■ Try it
Show every line of the records below that contains the word "state".

■ Records provided
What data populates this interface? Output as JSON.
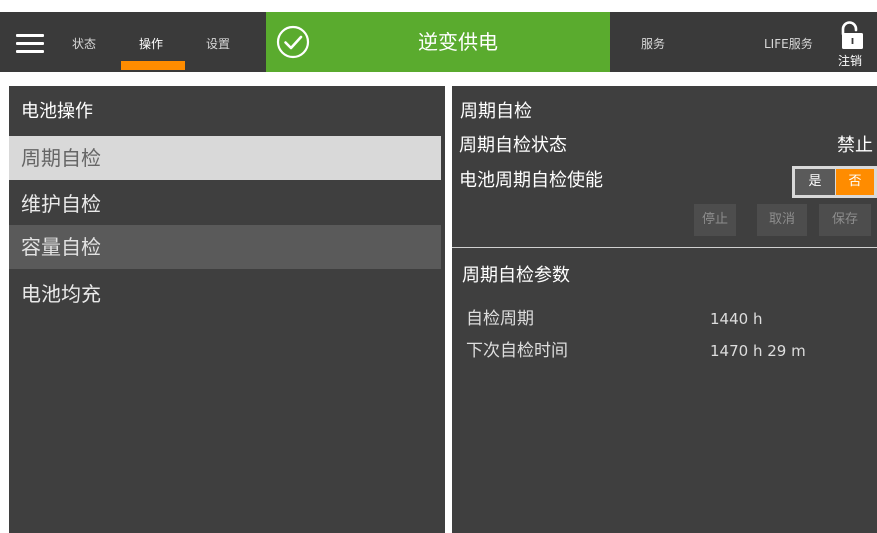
{
  "header": {
    "tabs": [
      {
        "label": "状态",
        "active": false
      },
      {
        "label": "操作",
        "active": true
      },
      {
        "label": "设置",
        "active": false
      }
    ],
    "status_text": "逆变供电",
    "status_color": "#5aab2e",
    "right_links": [
      {
        "label": "服务"
      },
      {
        "label": "LIFE服务"
      }
    ],
    "logout_label": "注销",
    "accent_color": "#ff8c00"
  },
  "left_panel": {
    "title": "电池操作",
    "items": [
      {
        "label": "周期自检",
        "state": "selected"
      },
      {
        "label": "维护自检",
        "state": "normal"
      },
      {
        "label": "容量自检",
        "state": "hover"
      },
      {
        "label": "电池均充",
        "state": "normal"
      }
    ]
  },
  "right_panel": {
    "title": "周期自检",
    "status_row": {
      "label": "周期自检状态",
      "value": "禁止"
    },
    "enable_row": {
      "label": "电池周期自检使能",
      "yes_label": "是",
      "no_label": "否",
      "selected": "否"
    },
    "buttons": [
      {
        "label": "停止"
      },
      {
        "label": "取消"
      },
      {
        "label": "保存"
      }
    ],
    "params_title": "周期自检参数",
    "params": [
      {
        "label": "自检周期",
        "value": "1440 h"
      },
      {
        "label": "下次自检时间",
        "value": "1470 h 29 m"
      }
    ]
  }
}
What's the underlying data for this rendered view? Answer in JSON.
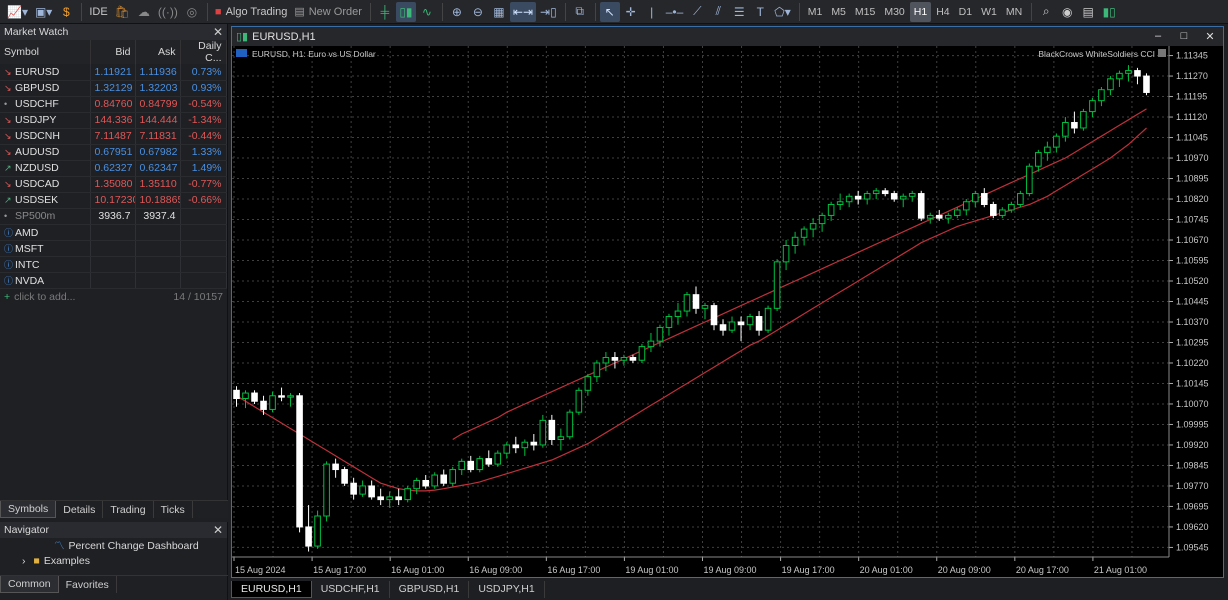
{
  "toolbar": {
    "algo_trading": "Algo Trading",
    "new_order": "New Order",
    "ide": "IDE",
    "timeframes": [
      "M1",
      "M5",
      "M15",
      "M30",
      "H1",
      "H4",
      "D1",
      "W1",
      "MN"
    ],
    "active_timeframe": "H1"
  },
  "market_watch": {
    "title": "Market Watch",
    "columns": [
      "Symbol",
      "Bid",
      "Ask",
      "Daily C..."
    ],
    "rows": [
      {
        "symbol": "EURUSD",
        "bid": "1.11921",
        "ask": "1.11936",
        "change": "0.73%",
        "trend": "dn",
        "color": "up"
      },
      {
        "symbol": "GBPUSD",
        "bid": "1.32129",
        "ask": "1.32203",
        "change": "0.93%",
        "trend": "dn",
        "color": "up"
      },
      {
        "symbol": "USDCHF",
        "bid": "0.84760",
        "ask": "0.84799",
        "change": "-0.54%",
        "trend": "gr",
        "color": "dn"
      },
      {
        "symbol": "USDJPY",
        "bid": "144.336",
        "ask": "144.444",
        "change": "-1.34%",
        "trend": "dn",
        "color": "dn"
      },
      {
        "symbol": "USDCNH",
        "bid": "7.11487",
        "ask": "7.11831",
        "change": "-0.44%",
        "trend": "dn",
        "color": "dn"
      },
      {
        "symbol": "AUDUSD",
        "bid": "0.67951",
        "ask": "0.67982",
        "change": "1.33%",
        "trend": "dn",
        "color": "up"
      },
      {
        "symbol": "NZDUSD",
        "bid": "0.62327",
        "ask": "0.62347",
        "change": "1.49%",
        "trend": "up",
        "color": "up"
      },
      {
        "symbol": "USDCAD",
        "bid": "1.35080",
        "ask": "1.35110",
        "change": "-0.77%",
        "trend": "dn",
        "color": "dn"
      },
      {
        "symbol": "USDSEK",
        "bid": "10.17230",
        "ask": "10.18865",
        "change": "-0.66%",
        "trend": "up",
        "color": "dn"
      },
      {
        "symbol": "SP500m",
        "bid": "3936.7",
        "ask": "3937.4",
        "change": "",
        "trend": "gr",
        "color": "wh"
      },
      {
        "symbol": "AMD",
        "bid": "",
        "ask": "",
        "change": "",
        "trend": "info",
        "color": "wh"
      },
      {
        "symbol": "MSFT",
        "bid": "",
        "ask": "",
        "change": "",
        "trend": "info",
        "color": "wh"
      },
      {
        "symbol": "INTC",
        "bid": "",
        "ask": "",
        "change": "",
        "trend": "info",
        "color": "wh"
      },
      {
        "symbol": "NVDA",
        "bid": "",
        "ask": "",
        "change": "",
        "trend": "info",
        "color": "wh"
      }
    ],
    "add_label": "click to add...",
    "count": "14 / 10157",
    "tabs": [
      "Symbols",
      "Details",
      "Trading",
      "Ticks"
    ],
    "active_tab": "Symbols"
  },
  "navigator": {
    "title": "Navigator",
    "items": [
      "Percent Change Dashboard",
      "Examples"
    ],
    "tabs": [
      "Common",
      "Favorites"
    ],
    "active_tab": "Common"
  },
  "chart_window": {
    "title": "EURUSD,H1",
    "info": "EURUSD, H1:  Euro vs US Dollar",
    "indicator": "BlackCrows WhiteSoldiers CCI"
  },
  "chart_data": {
    "type": "candlestick",
    "symbol": "EURUSD",
    "timeframe": "H1",
    "y_ticks": [
      1.11345,
      1.1127,
      1.11195,
      1.1112,
      1.11045,
      1.1097,
      1.10895,
      1.1082,
      1.10745,
      1.1067,
      1.10595,
      1.1052,
      1.10445,
      1.1037,
      1.10295,
      1.1022,
      1.10145,
      1.1007,
      1.09995,
      1.0992,
      1.09845,
      1.0977,
      1.09695,
      1.0962,
      1.09545
    ],
    "y_tick_labels": [
      "1.11345",
      "1.11270",
      "1.11195",
      "1.11120",
      "1.11045",
      "1.10970",
      "1.10895",
      "1.10820",
      "1.10745",
      "1.10670",
      "1.10595",
      "1.10520",
      "1.10445",
      "1.10370",
      "1.10295",
      "1.10220",
      "1.10145",
      "1.10070",
      "1.09995",
      "1.09920",
      "1.09845",
      "1.09770",
      "1.09695",
      "1.09620",
      "1.09545"
    ],
    "ylim": [
      1.0951,
      1.1138
    ],
    "x_labels": [
      "15 Aug 2024",
      "15 Aug 17:00",
      "16 Aug 01:00",
      "16 Aug 09:00",
      "16 Aug 17:00",
      "19 Aug 01:00",
      "19 Aug 09:00",
      "19 Aug 17:00",
      "20 Aug 01:00",
      "20 Aug 09:00",
      "20 Aug 17:00",
      "21 Aug 01:00"
    ],
    "grid": true,
    "candles": [
      [
        1.1012,
        1.10135,
        1.1006,
        1.1009
      ],
      [
        1.1009,
        1.1012,
        1.10055,
        1.1011
      ],
      [
        1.1011,
        1.1012,
        1.1007,
        1.1008
      ],
      [
        1.1008,
        1.101,
        1.1003,
        1.1005
      ],
      [
        1.1005,
        1.10115,
        1.1004,
        1.101
      ],
      [
        1.101,
        1.1013,
        1.1008,
        1.10095
      ],
      [
        1.10095,
        1.1011,
        1.1006,
        1.101
      ],
      [
        1.101,
        1.1011,
        1.096,
        1.0962
      ],
      [
        1.0962,
        1.097,
        1.0953,
        1.0955
      ],
      [
        1.0955,
        1.0968,
        1.0954,
        1.0966
      ],
      [
        1.0966,
        1.0986,
        1.0964,
        1.0985
      ],
      [
        1.0985,
        1.0987,
        1.098,
        1.0983
      ],
      [
        1.0983,
        1.0984,
        1.0977,
        1.0978
      ],
      [
        1.0978,
        1.098,
        1.0972,
        1.0974
      ],
      [
        1.0974,
        1.0979,
        1.0973,
        1.0977
      ],
      [
        1.0977,
        1.0979,
        1.0972,
        1.0973
      ],
      [
        1.0973,
        1.0976,
        1.097,
        1.0972
      ],
      [
        1.0972,
        1.0975,
        1.0969,
        1.0973
      ],
      [
        1.0973,
        1.0976,
        1.097,
        1.0972
      ],
      [
        1.0972,
        1.0977,
        1.0971,
        1.0976
      ],
      [
        1.0976,
        1.098,
        1.0974,
        1.0979
      ],
      [
        1.0979,
        1.0981,
        1.0976,
        1.0977
      ],
      [
        1.0977,
        1.0982,
        1.0976,
        1.0981
      ],
      [
        1.0981,
        1.0983,
        1.0977,
        1.0978
      ],
      [
        1.0978,
        1.0984,
        1.0977,
        1.0983
      ],
      [
        1.0983,
        1.0987,
        1.0981,
        1.0986
      ],
      [
        1.0986,
        1.0988,
        1.0982,
        1.0983
      ],
      [
        1.0983,
        1.0988,
        1.0982,
        1.0987
      ],
      [
        1.0987,
        1.099,
        1.0984,
        1.0985
      ],
      [
        1.0985,
        1.099,
        1.0984,
        1.0989
      ],
      [
        1.0989,
        1.0993,
        1.0987,
        1.0992
      ],
      [
        1.0992,
        1.0995,
        1.0989,
        1.0991
      ],
      [
        1.0991,
        1.0994,
        1.0988,
        1.0993
      ],
      [
        1.0993,
        1.0996,
        1.099,
        1.0992
      ],
      [
        1.0992,
        1.1003,
        1.0991,
        1.1001
      ],
      [
        1.1001,
        1.1003,
        1.0992,
        1.0994
      ],
      [
        1.0994,
        1.0998,
        1.099,
        1.0995
      ],
      [
        1.0995,
        1.1005,
        1.0994,
        1.1004
      ],
      [
        1.1004,
        1.1013,
        1.1003,
        1.1012
      ],
      [
        1.1012,
        1.1018,
        1.101,
        1.1017
      ],
      [
        1.1017,
        1.1023,
        1.1015,
        1.1022
      ],
      [
        1.1022,
        1.1026,
        1.1019,
        1.1024
      ],
      [
        1.1024,
        1.1026,
        1.102,
        1.1023
      ],
      [
        1.1023,
        1.1025,
        1.1021,
        1.1024
      ],
      [
        1.1024,
        1.1025,
        1.1022,
        1.1023
      ],
      [
        1.1023,
        1.1029,
        1.1022,
        1.1028
      ],
      [
        1.1028,
        1.1033,
        1.1026,
        1.103
      ],
      [
        1.103,
        1.1036,
        1.1028,
        1.1035
      ],
      [
        1.1035,
        1.104,
        1.1032,
        1.1039
      ],
      [
        1.1039,
        1.1044,
        1.1036,
        1.1041
      ],
      [
        1.1041,
        1.1048,
        1.1039,
        1.1047
      ],
      [
        1.1047,
        1.105,
        1.104,
        1.1042
      ],
      [
        1.1042,
        1.1044,
        1.1038,
        1.1043
      ],
      [
        1.1043,
        1.1044,
        1.1034,
        1.1036
      ],
      [
        1.1036,
        1.1038,
        1.1032,
        1.1034
      ],
      [
        1.1034,
        1.1039,
        1.1033,
        1.1037
      ],
      [
        1.1037,
        1.1039,
        1.103,
        1.1036
      ],
      [
        1.1036,
        1.104,
        1.1034,
        1.1039
      ],
      [
        1.1039,
        1.1041,
        1.1032,
        1.1034
      ],
      [
        1.1034,
        1.1043,
        1.1033,
        1.1042
      ],
      [
        1.1042,
        1.106,
        1.1041,
        1.1059
      ],
      [
        1.1059,
        1.1067,
        1.1056,
        1.1065
      ],
      [
        1.1065,
        1.107,
        1.1062,
        1.1068
      ],
      [
        1.1068,
        1.1072,
        1.1065,
        1.1071
      ],
      [
        1.1071,
        1.1075,
        1.1068,
        1.1073
      ],
      [
        1.1073,
        1.1077,
        1.107,
        1.1076
      ],
      [
        1.1076,
        1.1081,
        1.1074,
        1.108
      ],
      [
        1.108,
        1.1084,
        1.1078,
        1.1081
      ],
      [
        1.1081,
        1.1084,
        1.1079,
        1.1083
      ],
      [
        1.1083,
        1.1085,
        1.108,
        1.1082
      ],
      [
        1.1082,
        1.1085,
        1.108,
        1.1084
      ],
      [
        1.1084,
        1.1086,
        1.1082,
        1.1085
      ],
      [
        1.1085,
        1.1086,
        1.1083,
        1.1084
      ],
      [
        1.1084,
        1.1085,
        1.1081,
        1.1082
      ],
      [
        1.1082,
        1.1084,
        1.1079,
        1.1083
      ],
      [
        1.1083,
        1.1085,
        1.1081,
        1.1084
      ],
      [
        1.1084,
        1.1085,
        1.1074,
        1.1075
      ],
      [
        1.1075,
        1.1077,
        1.1073,
        1.1076
      ],
      [
        1.1076,
        1.1078,
        1.1074,
        1.1075
      ],
      [
        1.1075,
        1.1077,
        1.1073,
        1.1076
      ],
      [
        1.1076,
        1.1079,
        1.1075,
        1.1078
      ],
      [
        1.1078,
        1.1082,
        1.1076,
        1.1081
      ],
      [
        1.1081,
        1.1085,
        1.1079,
        1.1084
      ],
      [
        1.1084,
        1.1086,
        1.1079,
        1.108
      ],
      [
        1.108,
        1.1081,
        1.1075,
        1.1076
      ],
      [
        1.1076,
        1.1079,
        1.1075,
        1.1078
      ],
      [
        1.1078,
        1.1081,
        1.1077,
        1.108
      ],
      [
        1.108,
        1.1085,
        1.1079,
        1.1084
      ],
      [
        1.1084,
        1.1095,
        1.1083,
        1.1094
      ],
      [
        1.1094,
        1.11,
        1.1092,
        1.1099
      ],
      [
        1.1099,
        1.1103,
        1.1096,
        1.1101
      ],
      [
        1.1101,
        1.1106,
        1.1099,
        1.1105
      ],
      [
        1.1105,
        1.1112,
        1.1103,
        1.111
      ],
      [
        1.111,
        1.1114,
        1.1106,
        1.1108
      ],
      [
        1.1108,
        1.1115,
        1.1107,
        1.1114
      ],
      [
        1.1114,
        1.1119,
        1.1112,
        1.1118
      ],
      [
        1.1118,
        1.1123,
        1.1116,
        1.1122
      ],
      [
        1.1122,
        1.1127,
        1.112,
        1.1126
      ],
      [
        1.1126,
        1.1129,
        1.1123,
        1.1128
      ],
      [
        1.1128,
        1.1131,
        1.1125,
        1.1129
      ],
      [
        1.1129,
        1.113,
        1.1124,
        1.1127
      ],
      [
        1.1127,
        1.1128,
        1.112,
        1.1121
      ]
    ],
    "upper_band": [
      null,
      null,
      null,
      null,
      null,
      null,
      null,
      null,
      null,
      null,
      null,
      null,
      null,
      null,
      null,
      null,
      null,
      null,
      null,
      null,
      null,
      null,
      null,
      null,
      1.0994,
      1.0996,
      1.09975,
      1.0999,
      1.10005,
      1.1002,
      1.1004,
      1.10055,
      1.1007,
      1.10085,
      1.101,
      1.10115,
      1.1013,
      1.10145,
      1.1016,
      1.10175,
      1.1019,
      1.10205,
      1.1022,
      1.10235,
      1.1025,
      1.10265,
      1.1028,
      1.10295,
      1.1031,
      1.10325,
      1.1034,
      1.10355,
      1.1037,
      1.10385,
      1.104,
      1.10415,
      1.1043,
      1.10445,
      1.1046,
      1.10475,
      1.1049,
      1.10505,
      1.1052,
      1.10535,
      1.1055,
      1.10565,
      1.1058,
      1.10595,
      1.1061,
      1.10625,
      1.1064,
      1.10655,
      1.1067,
      1.10685,
      1.107,
      1.10715,
      1.1073,
      1.10745,
      1.1076,
      1.10775,
      1.1079,
      1.10805,
      1.1082,
      1.10835,
      1.1085,
      1.10865,
      1.1088,
      1.10895,
      1.1091,
      1.10925,
      1.1094,
      1.10955,
      1.1097,
      1.1099,
      1.1101,
      1.1103,
      1.1105,
      1.1107,
      1.1109,
      1.1111,
      1.1113,
      1.1115
    ],
    "lower_band": [
      1.101,
      1.1008,
      1.1006,
      1.1004,
      1.1002,
      1.1,
      1.0998,
      1.0996,
      1.0994,
      1.0992,
      1.099,
      1.0988,
      1.0986,
      1.0984,
      1.0982,
      1.098,
      1.0978,
      1.0977,
      1.0976,
      1.09755,
      1.09752,
      1.09752,
      1.09755,
      1.0976,
      1.09766,
      1.09772,
      1.09778,
      1.09785,
      1.09795,
      1.09805,
      1.09815,
      1.09825,
      1.09835,
      1.09845,
      1.09855,
      1.09865,
      1.0988,
      1.09895,
      1.0991,
      1.09925,
      1.09945,
      1.09965,
      1.09985,
      1.10005,
      1.10025,
      1.10045,
      1.10065,
      1.10085,
      1.10105,
      1.10125,
      1.10145,
      1.10165,
      1.10185,
      1.10205,
      1.10225,
      1.10245,
      1.10265,
      1.10285,
      1.103,
      1.1032,
      1.1034,
      1.1036,
      1.1038,
      1.104,
      1.1042,
      1.1044,
      1.1046,
      1.1048,
      1.105,
      1.1052,
      1.1054,
      1.1056,
      1.1058,
      1.106,
      1.1062,
      1.1064,
      1.1066,
      1.10675,
      1.1069,
      1.10705,
      1.1072,
      1.1073,
      1.1074,
      1.1075,
      1.1076,
      1.1077,
      1.1078,
      1.1079,
      1.108,
      1.10815,
      1.1083,
      1.1085,
      1.1087,
      1.1089,
      1.1091,
      1.1093,
      1.1095,
      1.1097,
      1.10995,
      1.1102,
      1.1105,
      1.1108
    ]
  },
  "bottom_tabs": [
    "EURUSD,H1",
    "USDCHF,H1",
    "GBPUSD,H1",
    "USDJPY,H1"
  ],
  "bottom_active": "EURUSD,H1",
  "colors": {
    "bull": "#00c040",
    "bear": "#ffffff",
    "band": "#c0303a",
    "grid": "#404040",
    "accent": "#3a6ea5"
  }
}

■ Answer space
        "state": "selected"
        "state": "normal"
        "state": "hover"
        "state": "normal"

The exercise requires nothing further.